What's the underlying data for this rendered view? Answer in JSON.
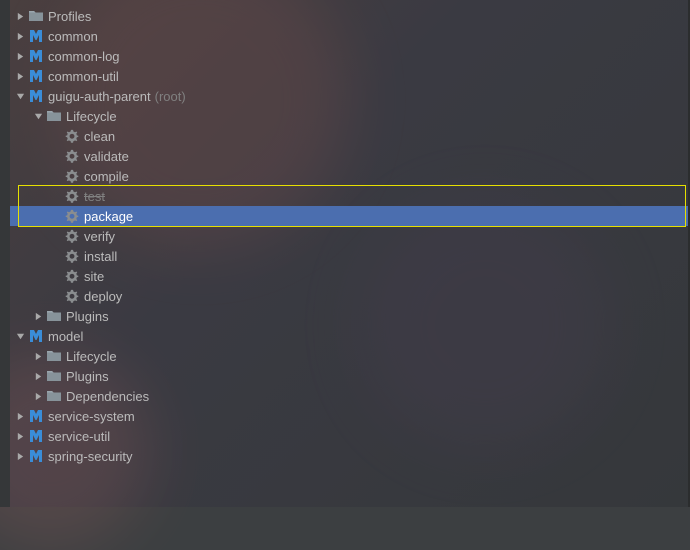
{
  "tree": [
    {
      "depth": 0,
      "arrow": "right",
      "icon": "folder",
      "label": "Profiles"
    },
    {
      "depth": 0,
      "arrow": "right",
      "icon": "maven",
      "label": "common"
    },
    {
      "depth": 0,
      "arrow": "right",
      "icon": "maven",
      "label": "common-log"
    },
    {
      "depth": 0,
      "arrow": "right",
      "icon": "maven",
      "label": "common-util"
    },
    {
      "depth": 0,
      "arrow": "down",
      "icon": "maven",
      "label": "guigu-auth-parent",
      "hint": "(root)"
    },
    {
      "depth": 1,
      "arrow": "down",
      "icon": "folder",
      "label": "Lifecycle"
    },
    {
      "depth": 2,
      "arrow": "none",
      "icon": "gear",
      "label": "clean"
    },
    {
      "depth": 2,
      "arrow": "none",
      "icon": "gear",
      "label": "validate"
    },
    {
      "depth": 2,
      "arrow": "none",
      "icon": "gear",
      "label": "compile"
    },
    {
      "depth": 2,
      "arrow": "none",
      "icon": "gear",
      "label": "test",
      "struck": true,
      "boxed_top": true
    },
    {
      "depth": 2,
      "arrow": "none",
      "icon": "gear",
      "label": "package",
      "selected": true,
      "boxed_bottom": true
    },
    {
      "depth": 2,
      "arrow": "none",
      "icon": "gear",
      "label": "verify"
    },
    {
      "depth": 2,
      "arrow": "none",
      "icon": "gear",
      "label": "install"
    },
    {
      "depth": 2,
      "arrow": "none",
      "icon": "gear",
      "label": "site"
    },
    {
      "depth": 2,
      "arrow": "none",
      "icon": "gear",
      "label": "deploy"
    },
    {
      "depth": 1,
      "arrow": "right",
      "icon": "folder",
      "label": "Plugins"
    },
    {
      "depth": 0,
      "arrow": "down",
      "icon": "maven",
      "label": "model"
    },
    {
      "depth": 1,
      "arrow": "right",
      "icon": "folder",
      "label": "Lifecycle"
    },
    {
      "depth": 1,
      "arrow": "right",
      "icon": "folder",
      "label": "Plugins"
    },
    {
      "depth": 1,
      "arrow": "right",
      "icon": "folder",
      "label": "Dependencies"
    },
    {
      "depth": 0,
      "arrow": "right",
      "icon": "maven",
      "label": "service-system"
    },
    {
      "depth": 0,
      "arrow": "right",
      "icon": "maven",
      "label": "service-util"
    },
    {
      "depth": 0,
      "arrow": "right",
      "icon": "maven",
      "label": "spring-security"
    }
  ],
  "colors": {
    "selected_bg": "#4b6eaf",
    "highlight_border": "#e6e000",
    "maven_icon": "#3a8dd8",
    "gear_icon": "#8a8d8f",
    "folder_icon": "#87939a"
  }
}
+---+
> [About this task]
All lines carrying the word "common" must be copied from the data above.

> [Exercise solution]
      "label": "common"
      "label": "common-log"
      "label": "common-util"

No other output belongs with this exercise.